A1 Question
A2 Answer
A3 Revised Question
A4 Conclusive Answer
A ALL : all of them in sequence.
So effectively they are meant to play sequentially to make for a varied melodic line.
When we write them we are tying to be harmonically interesting but that presents Ed and the DEV team with some conundrums, flatten? sharpen? So we have to individually solve those issues.
To surmise, the intention is that they are not designed to be played on top of each other but the beauty of scaler is anything and everything is possible. In your instance you have played it safe by sticking to the one chord which means more expressions would work.
Hope that helps a bit

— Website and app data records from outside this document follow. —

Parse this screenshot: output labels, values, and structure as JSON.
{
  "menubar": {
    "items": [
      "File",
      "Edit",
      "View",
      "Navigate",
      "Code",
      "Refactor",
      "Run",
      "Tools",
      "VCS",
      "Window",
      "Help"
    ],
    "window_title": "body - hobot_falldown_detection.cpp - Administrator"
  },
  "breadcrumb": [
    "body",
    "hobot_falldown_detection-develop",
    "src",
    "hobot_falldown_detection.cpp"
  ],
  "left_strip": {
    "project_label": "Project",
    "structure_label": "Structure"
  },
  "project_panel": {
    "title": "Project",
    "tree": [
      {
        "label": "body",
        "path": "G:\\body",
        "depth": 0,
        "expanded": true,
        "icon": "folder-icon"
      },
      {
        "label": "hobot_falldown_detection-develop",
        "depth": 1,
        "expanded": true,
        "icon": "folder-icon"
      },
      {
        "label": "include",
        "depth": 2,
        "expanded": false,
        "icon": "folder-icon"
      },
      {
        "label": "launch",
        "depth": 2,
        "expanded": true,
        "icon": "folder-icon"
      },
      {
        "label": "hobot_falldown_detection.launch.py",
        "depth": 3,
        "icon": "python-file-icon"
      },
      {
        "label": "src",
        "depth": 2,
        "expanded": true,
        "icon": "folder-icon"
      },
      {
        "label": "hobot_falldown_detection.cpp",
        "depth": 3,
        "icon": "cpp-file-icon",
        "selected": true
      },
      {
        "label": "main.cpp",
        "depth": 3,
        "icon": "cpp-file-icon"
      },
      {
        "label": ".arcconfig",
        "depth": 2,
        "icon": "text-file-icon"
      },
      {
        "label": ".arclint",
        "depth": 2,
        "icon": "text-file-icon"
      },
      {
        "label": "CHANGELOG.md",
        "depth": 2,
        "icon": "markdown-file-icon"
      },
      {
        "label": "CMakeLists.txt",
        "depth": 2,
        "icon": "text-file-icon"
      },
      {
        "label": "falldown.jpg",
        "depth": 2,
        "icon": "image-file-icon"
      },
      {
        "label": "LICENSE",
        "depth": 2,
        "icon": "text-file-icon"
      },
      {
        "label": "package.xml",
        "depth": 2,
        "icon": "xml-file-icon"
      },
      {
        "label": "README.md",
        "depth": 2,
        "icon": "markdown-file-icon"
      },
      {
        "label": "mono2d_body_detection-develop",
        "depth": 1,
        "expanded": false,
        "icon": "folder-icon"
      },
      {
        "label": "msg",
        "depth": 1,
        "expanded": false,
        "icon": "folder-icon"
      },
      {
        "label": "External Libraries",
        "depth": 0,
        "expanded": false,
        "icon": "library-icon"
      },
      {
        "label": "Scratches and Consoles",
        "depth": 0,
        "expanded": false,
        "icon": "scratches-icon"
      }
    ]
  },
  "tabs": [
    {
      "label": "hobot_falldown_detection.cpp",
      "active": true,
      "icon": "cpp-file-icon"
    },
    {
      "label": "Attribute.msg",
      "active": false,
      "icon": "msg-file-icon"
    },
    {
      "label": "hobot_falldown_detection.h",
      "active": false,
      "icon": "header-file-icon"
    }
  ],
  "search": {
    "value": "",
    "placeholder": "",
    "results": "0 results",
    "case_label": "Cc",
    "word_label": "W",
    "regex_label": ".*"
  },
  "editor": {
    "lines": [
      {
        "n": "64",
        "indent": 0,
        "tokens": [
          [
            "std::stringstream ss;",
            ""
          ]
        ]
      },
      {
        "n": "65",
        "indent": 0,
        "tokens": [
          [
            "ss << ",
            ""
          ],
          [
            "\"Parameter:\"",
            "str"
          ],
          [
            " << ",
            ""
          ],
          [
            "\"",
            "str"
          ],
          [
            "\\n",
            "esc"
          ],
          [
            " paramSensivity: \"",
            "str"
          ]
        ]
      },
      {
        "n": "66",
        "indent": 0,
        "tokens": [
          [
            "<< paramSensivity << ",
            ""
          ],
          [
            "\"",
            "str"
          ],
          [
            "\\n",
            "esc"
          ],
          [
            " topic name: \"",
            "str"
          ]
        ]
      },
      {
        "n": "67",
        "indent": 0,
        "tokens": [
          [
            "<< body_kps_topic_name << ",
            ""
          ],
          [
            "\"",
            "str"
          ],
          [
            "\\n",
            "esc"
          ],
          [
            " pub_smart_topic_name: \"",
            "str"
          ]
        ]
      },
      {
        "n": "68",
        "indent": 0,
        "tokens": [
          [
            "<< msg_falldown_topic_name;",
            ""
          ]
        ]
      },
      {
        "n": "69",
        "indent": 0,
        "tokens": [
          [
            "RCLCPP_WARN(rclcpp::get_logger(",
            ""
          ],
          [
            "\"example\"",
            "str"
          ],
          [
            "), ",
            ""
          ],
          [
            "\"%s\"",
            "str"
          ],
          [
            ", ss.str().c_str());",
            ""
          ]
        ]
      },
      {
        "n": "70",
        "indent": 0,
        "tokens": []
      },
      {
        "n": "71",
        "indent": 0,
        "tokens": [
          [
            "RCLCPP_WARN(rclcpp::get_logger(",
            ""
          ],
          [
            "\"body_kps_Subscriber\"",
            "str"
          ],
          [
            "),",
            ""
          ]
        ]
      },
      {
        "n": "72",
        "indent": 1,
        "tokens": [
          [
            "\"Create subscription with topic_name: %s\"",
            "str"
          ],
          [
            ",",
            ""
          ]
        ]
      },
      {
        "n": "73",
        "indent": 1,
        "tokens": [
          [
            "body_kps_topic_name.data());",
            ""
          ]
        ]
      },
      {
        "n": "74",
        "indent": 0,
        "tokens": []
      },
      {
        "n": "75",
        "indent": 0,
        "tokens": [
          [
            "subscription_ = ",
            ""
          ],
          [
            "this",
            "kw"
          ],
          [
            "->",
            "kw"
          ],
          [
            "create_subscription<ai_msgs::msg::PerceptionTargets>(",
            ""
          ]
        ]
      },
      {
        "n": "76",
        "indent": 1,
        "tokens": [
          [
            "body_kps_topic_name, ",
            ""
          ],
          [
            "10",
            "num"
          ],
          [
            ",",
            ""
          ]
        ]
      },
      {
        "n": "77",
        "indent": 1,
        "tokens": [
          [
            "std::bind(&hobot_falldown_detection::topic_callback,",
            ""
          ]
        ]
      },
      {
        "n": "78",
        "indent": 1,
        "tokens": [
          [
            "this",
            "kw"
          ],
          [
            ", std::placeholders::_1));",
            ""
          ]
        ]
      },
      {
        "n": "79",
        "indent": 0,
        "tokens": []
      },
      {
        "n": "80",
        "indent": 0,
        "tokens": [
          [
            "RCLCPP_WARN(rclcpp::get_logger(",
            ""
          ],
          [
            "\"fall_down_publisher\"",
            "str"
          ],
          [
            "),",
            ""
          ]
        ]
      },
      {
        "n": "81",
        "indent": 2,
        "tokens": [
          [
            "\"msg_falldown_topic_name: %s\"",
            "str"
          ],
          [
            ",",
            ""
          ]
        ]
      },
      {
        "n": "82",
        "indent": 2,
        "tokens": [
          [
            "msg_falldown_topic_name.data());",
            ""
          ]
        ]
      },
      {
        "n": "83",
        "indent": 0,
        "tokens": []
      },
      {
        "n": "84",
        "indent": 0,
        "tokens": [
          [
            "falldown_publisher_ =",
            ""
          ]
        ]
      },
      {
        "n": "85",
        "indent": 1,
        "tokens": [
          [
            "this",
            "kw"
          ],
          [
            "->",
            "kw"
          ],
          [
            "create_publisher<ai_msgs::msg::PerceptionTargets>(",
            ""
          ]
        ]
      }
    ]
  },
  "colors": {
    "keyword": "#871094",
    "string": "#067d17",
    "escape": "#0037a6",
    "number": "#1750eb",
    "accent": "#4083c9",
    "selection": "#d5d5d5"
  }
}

Thanks @davide that’s a great clarification. (as a musical newbie) I heard of the Question/Answer concept in music before, that helps put it into perspective. Part of what I like about this complexity is that there is always something new to discover. In a way I like it that the names are all we have and don’t “see” (like piano roll style) the actual melodies, because it invites us to explore and discover, by ear, instead of the usual “pain the piano roll” - at least for me. I am all for “happy accidents”, and Scaler does enable those plenty :slight_smile: